Looking at the records below, state how many lines include the string "date" and add nothing further.

## Information provided
■ ■ ■ ■ ■
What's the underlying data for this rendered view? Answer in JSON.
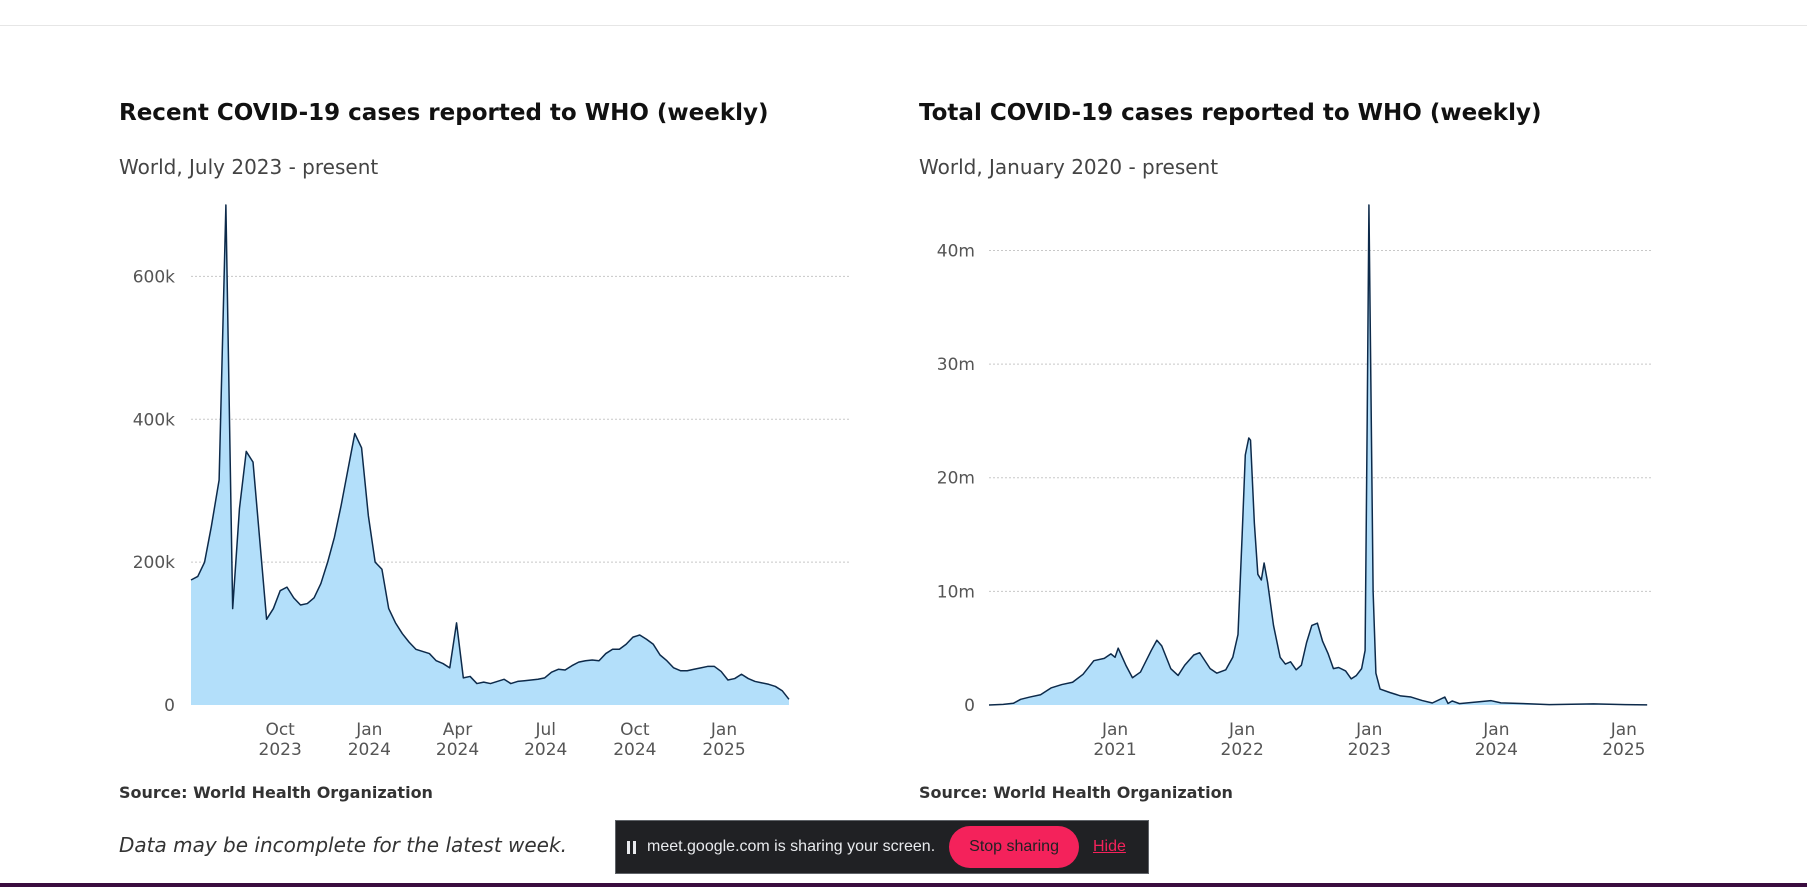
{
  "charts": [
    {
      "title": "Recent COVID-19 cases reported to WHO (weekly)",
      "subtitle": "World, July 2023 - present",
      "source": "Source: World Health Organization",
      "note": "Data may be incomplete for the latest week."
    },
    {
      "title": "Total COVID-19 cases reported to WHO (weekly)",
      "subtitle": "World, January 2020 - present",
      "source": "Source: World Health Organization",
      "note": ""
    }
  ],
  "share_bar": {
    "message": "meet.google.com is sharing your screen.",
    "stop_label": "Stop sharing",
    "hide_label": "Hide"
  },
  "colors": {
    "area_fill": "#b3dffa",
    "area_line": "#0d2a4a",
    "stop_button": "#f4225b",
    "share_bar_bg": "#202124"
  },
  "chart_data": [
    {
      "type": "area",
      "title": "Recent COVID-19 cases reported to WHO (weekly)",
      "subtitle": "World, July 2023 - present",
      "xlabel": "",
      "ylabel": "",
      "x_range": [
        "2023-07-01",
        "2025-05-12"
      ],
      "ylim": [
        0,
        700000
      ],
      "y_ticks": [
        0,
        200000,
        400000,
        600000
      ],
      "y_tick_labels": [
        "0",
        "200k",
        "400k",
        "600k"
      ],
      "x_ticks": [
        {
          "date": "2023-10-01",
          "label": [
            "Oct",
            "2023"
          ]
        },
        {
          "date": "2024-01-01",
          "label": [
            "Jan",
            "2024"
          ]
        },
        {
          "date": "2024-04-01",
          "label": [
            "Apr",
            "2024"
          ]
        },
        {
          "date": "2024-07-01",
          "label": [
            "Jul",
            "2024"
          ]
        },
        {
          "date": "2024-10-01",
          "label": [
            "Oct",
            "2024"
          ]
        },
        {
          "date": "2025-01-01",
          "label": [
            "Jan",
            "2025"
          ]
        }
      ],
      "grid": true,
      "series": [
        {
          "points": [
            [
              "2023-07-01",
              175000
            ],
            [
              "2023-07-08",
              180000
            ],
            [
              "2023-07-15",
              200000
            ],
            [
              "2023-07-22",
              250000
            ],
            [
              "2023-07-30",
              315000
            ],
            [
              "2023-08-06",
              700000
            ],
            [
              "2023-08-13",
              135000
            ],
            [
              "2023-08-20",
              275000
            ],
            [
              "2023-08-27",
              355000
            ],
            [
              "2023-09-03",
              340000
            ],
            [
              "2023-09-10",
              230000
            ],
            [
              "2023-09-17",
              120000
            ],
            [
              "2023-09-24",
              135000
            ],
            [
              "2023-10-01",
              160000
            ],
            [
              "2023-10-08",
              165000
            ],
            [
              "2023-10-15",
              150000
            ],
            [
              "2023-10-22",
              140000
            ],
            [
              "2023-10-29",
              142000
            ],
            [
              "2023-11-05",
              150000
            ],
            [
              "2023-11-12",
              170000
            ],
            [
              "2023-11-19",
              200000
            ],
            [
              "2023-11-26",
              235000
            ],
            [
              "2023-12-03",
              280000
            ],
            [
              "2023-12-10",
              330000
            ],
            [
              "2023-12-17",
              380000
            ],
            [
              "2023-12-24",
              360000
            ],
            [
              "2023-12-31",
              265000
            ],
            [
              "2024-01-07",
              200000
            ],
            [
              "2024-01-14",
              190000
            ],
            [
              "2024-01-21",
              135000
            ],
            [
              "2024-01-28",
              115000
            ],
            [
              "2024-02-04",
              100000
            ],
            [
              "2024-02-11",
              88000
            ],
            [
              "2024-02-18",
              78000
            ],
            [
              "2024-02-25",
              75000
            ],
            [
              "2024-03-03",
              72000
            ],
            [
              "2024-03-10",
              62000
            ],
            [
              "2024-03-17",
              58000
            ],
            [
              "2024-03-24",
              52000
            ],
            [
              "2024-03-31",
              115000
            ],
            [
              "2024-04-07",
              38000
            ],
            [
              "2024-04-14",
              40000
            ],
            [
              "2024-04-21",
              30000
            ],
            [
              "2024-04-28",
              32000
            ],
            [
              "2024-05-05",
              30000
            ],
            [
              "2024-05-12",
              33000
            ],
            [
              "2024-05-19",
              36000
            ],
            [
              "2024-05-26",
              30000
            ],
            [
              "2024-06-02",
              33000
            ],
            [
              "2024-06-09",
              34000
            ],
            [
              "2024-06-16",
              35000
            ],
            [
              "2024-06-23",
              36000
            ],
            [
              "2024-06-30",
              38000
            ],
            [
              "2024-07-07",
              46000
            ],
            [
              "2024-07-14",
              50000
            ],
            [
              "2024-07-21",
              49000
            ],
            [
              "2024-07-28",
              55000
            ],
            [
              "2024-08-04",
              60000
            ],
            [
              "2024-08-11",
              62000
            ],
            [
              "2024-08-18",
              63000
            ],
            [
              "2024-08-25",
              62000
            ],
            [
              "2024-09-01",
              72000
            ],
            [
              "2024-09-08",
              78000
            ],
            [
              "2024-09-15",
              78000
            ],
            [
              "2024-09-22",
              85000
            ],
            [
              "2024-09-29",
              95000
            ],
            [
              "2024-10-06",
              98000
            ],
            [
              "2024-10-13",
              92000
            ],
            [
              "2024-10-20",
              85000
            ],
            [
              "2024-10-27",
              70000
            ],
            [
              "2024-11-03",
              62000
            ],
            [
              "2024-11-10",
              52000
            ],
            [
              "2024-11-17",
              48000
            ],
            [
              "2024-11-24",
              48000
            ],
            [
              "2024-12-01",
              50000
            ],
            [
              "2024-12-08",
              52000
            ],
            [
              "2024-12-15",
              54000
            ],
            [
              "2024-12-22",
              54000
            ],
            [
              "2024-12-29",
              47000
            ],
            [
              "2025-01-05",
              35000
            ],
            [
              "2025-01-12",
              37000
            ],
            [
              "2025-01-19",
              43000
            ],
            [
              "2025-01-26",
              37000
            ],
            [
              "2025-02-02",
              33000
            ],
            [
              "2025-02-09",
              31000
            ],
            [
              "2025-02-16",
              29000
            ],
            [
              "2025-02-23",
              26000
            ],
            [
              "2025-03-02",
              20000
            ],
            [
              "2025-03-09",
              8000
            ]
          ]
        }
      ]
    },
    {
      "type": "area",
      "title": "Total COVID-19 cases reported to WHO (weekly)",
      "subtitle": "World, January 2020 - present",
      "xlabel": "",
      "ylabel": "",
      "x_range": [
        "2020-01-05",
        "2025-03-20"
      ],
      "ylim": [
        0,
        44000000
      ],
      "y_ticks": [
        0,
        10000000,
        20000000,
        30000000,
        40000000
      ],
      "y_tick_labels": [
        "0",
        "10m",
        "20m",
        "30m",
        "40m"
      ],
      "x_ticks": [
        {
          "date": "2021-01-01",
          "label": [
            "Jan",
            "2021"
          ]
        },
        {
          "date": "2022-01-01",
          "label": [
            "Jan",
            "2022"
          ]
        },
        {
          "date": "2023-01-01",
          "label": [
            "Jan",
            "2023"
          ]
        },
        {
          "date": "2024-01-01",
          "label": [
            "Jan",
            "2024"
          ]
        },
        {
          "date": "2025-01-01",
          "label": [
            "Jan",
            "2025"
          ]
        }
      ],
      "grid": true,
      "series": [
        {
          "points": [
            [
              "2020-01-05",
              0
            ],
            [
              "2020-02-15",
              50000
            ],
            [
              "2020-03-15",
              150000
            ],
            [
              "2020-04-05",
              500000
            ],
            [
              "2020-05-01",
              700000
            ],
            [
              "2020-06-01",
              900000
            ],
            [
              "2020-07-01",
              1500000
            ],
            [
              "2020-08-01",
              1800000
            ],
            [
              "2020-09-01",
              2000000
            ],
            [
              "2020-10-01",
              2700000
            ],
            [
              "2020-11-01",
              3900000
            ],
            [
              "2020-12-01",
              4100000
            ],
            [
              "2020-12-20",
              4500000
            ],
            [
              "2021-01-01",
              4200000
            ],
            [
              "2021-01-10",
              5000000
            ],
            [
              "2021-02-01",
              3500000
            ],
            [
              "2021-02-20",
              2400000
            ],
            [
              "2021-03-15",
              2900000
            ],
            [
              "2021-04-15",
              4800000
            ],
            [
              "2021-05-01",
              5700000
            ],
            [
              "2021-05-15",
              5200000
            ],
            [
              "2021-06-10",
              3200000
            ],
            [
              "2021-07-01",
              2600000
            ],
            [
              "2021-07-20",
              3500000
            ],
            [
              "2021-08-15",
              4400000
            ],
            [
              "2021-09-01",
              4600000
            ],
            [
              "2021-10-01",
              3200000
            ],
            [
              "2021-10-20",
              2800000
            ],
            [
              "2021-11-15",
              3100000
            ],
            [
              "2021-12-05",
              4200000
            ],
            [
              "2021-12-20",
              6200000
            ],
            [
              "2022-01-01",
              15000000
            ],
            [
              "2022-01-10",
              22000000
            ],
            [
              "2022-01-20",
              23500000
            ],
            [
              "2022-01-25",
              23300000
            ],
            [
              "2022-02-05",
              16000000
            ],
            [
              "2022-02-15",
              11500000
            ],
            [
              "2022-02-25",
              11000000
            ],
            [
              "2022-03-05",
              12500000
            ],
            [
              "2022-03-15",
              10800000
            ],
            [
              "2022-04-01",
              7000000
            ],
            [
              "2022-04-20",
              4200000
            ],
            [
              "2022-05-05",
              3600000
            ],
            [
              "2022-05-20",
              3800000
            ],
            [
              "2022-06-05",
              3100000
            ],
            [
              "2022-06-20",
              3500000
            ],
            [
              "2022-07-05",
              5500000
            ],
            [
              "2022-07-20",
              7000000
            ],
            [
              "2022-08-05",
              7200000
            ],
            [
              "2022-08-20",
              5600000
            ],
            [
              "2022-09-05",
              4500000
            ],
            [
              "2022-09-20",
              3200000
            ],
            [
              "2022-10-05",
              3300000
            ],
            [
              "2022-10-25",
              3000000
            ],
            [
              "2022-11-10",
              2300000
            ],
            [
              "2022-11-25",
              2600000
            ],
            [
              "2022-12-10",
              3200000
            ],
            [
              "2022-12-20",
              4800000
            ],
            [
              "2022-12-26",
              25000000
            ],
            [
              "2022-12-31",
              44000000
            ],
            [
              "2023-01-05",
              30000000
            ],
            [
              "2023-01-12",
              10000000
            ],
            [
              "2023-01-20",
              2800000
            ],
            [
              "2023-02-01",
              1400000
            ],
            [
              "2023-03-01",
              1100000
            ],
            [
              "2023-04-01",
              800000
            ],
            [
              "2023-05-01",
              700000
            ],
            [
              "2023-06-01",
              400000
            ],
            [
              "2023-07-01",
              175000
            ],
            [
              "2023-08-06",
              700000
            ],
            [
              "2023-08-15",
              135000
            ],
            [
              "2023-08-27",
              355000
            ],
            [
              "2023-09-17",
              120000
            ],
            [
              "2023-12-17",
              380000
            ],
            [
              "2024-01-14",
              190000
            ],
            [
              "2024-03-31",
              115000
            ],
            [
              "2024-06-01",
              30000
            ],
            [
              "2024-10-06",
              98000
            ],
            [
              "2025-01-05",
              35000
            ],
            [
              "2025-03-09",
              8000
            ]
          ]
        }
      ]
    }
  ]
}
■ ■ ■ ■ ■
## Written solution
11